YOUR ASSIGNMENT →
The full set of entries below is to be returned unchanged.

Stored data entries
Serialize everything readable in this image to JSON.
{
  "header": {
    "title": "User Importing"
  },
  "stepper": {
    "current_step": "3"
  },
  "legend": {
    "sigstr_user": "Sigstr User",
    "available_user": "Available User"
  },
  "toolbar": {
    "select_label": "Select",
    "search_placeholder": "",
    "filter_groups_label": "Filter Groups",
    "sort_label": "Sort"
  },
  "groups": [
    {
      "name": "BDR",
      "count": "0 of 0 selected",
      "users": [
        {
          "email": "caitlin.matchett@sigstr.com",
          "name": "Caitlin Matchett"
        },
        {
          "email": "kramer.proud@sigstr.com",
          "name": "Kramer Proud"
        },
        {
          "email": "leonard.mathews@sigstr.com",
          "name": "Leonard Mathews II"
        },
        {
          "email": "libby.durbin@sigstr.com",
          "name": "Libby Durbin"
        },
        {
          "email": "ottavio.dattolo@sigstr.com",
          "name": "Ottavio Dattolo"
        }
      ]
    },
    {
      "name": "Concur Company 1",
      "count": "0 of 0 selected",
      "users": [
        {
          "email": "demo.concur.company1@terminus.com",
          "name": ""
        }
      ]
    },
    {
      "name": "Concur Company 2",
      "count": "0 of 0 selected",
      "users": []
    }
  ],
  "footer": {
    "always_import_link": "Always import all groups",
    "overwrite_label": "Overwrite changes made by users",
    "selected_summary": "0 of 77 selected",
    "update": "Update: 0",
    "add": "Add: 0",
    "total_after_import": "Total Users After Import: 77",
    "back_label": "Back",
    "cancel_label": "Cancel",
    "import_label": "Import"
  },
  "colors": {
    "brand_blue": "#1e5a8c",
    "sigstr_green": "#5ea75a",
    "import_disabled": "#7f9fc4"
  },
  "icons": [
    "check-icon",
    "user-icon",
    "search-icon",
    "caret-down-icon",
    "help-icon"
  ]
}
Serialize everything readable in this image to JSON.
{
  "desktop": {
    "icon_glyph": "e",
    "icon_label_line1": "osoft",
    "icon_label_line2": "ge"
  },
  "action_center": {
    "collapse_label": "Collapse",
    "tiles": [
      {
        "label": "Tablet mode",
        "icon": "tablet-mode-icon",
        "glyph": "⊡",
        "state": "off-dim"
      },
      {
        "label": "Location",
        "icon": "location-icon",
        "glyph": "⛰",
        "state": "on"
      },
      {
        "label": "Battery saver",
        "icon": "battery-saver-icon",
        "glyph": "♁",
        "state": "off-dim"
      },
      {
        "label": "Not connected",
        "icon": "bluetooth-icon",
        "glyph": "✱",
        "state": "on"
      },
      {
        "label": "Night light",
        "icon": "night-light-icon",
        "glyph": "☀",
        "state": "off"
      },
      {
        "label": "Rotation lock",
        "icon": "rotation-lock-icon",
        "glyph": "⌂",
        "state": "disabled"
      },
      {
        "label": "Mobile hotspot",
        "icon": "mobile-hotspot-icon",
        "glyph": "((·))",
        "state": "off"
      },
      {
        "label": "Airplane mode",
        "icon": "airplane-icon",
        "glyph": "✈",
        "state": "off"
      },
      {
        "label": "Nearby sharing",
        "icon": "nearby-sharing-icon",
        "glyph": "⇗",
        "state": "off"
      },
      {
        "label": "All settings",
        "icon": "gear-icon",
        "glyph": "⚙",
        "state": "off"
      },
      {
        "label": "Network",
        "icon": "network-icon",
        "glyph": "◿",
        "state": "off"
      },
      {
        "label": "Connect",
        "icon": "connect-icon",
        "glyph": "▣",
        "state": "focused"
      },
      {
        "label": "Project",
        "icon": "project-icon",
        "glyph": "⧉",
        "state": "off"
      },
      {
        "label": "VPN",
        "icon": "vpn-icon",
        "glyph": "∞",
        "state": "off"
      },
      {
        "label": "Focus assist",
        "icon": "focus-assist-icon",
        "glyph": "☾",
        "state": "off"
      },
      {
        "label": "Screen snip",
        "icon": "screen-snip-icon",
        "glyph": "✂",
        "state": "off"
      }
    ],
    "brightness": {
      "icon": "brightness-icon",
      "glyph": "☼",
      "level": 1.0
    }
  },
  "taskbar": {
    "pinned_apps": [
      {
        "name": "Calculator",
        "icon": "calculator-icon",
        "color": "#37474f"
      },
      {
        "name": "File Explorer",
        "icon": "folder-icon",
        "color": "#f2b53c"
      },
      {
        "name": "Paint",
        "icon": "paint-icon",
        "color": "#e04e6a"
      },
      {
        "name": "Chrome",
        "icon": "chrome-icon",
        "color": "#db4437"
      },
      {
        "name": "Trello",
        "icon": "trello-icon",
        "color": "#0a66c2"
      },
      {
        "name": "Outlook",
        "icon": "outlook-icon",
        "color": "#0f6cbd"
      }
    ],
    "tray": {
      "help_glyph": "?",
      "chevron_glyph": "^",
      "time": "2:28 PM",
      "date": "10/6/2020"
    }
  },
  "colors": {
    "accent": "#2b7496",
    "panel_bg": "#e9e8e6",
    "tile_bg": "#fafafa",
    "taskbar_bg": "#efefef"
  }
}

RESPONSE AREA →
Serialize everything readable in this image to JSON.
{
  "header": {
    "title": "User Importing"
  },
  "stepper": {
    "current_step": "3"
  },
  "legend": {
    "sigstr_user": "Sigstr User",
    "available_user": "Available User"
  },
  "toolbar": {
    "select_label": "Select",
    "search_placeholder": "",
    "filter_groups_label": "Filter Groups",
    "sort_label": "Sort"
  },
  "groups": [
    {
      "name": "BDR",
      "count": "0 of 0 selected",
      "users": [
        {
          "email": "caitlin.matchett@sigstr.com",
          "name": "Caitlin Matchett"
        },
        {
          "email": "kramer.proud@sigstr.com",
          "name": "Kramer Proud"
        },
        {
          "email": "leonard.mathews@sigstr.com",
          "name": "Leonard Mathews II"
        },
        {
          "email": "libby.durbin@sigstr.com",
          "name": "Libby Durbin"
        },
        {
          "email": "ottavio.dattolo@sigstr.com",
          "name": "Ottavio Dattolo"
        }
      ]
    },
    {
      "name": "Concur Company 1",
      "count": "0 of 0 selected",
      "users": [
        {
          "email": "demo.concur.company1@terminus.com",
          "name": ""
        }
      ]
    },
    {
      "name": "Concur Company 2",
      "count": "0 of 0 selected",
      "users": []
    }
  ],
  "footer": {
    "always_import_link": "Always import all groups",
    "overwrite_label": "Overwrite changes made by users",
    "selected_summary": "0 of 77 selected",
    "update": "Update: 0",
    "add": "Add: 0",
    "total_after_import": "Total Users After Import: 77",
    "back_label": "Back",
    "cancel_label": "Cancel",
    "import_label": "Import"
  },
  "colors": {
    "brand_blue": "#1e5a8c",
    "sigstr_green": "#5ea75a",
    "import_disabled": "#7f9fc4"
  },
  "icons": [
    "check-icon",
    "user-icon",
    "search-icon",
    "caret-down-icon",
    "help-icon"
  ]
}
Serialize everything readable in this image to JSON.
{
  "desktop": {
    "icon_glyph": "e",
    "icon_label_line1": "osoft",
    "icon_label_line2": "ge"
  },
  "action_center": {
    "collapse_label": "Collapse",
    "tiles": [
      {
        "label": "Tablet mode",
        "icon": "tablet-mode-icon",
        "glyph": "⊡",
        "state": "off-dim"
      },
      {
        "label": "Location",
        "icon": "location-icon",
        "glyph": "⛰",
        "state": "on"
      },
      {
        "label": "Battery saver",
        "icon": "battery-saver-icon",
        "glyph": "♁",
        "state": "off-dim"
      },
      {
        "label": "Not connected",
        "icon": "bluetooth-icon",
        "glyph": "✱",
        "state": "on"
      },
      {
        "label": "Night light",
        "icon": "night-light-icon",
        "glyph": "☀",
        "state": "off"
      },
      {
        "label": "Rotation lock",
        "icon": "rotation-lock-icon",
        "glyph": "⌂",
        "state": "disabled"
      },
      {
        "label": "Mobile hotspot",
        "icon": "mobile-hotspot-icon",
        "glyph": "((·))",
        "state": "off"
      },
      {
        "label": "Airplane mode",
        "icon": "airplane-icon",
        "glyph": "✈",
        "state": "off"
      },
      {
        "label": "Nearby sharing",
        "icon": "nearby-sharing-icon",
        "glyph": "⇗",
        "state": "off"
      },
      {
        "label": "All settings",
        "icon": "gear-icon",
        "glyph": "⚙",
        "state": "off"
      },
      {
        "label": "Network",
        "icon": "network-icon",
        "glyph": "◿",
        "state": "off"
      },
      {
        "label": "Connect",
        "icon": "connect-icon",
        "glyph": "▣",
        "state": "focused"
      },
      {
        "label": "Project",
        "icon": "project-icon",
        "glyph": "⧉",
        "state": "off"
      },
      {
        "label": "VPN",
        "icon": "vpn-icon",
        "glyph": "∞",
        "state": "off"
      },
      {
        "label": "Focus assist",
        "icon": "focus-assist-icon",
        "glyph": "☾",
        "state": "off"
      },
      {
        "label": "Screen snip",
        "icon": "screen-snip-icon",
        "glyph": "✂",
        "state": "off"
      }
    ],
    "brightness": {
      "icon": "brightness-icon",
      "glyph": "☼",
      "level": 1.0
    }
  },
  "taskbar": {
    "pinned_apps": [
      {
        "name": "Calculator",
        "icon": "calculator-icon",
        "color": "#37474f"
      },
      {
        "name": "File Explorer",
        "icon": "folder-icon",
        "color": "#f2b53c"
      },
      {
        "name": "Paint",
        "icon": "paint-icon",
        "color": "#e04e6a"
      },
      {
        "name": "Chrome",
        "icon": "chrome-icon",
        "color": "#db4437"
      },
      {
        "name": "Trello",
        "icon": "trello-icon",
        "color": "#0a66c2"
      },
      {
        "name": "Outlook",
        "icon": "outlook-icon",
        "color": "#0f6cbd"
      }
    ],
    "tray": {
      "help_glyph": "?",
      "chevron_glyph": "^",
      "time": "2:28 PM",
      "date": "10/6/2020"
    }
  },
  "colors": {
    "accent": "#2b7496",
    "panel_bg": "#e9e8e6",
    "tile_bg": "#fafafa",
    "taskbar_bg": "#efefef"
  }
}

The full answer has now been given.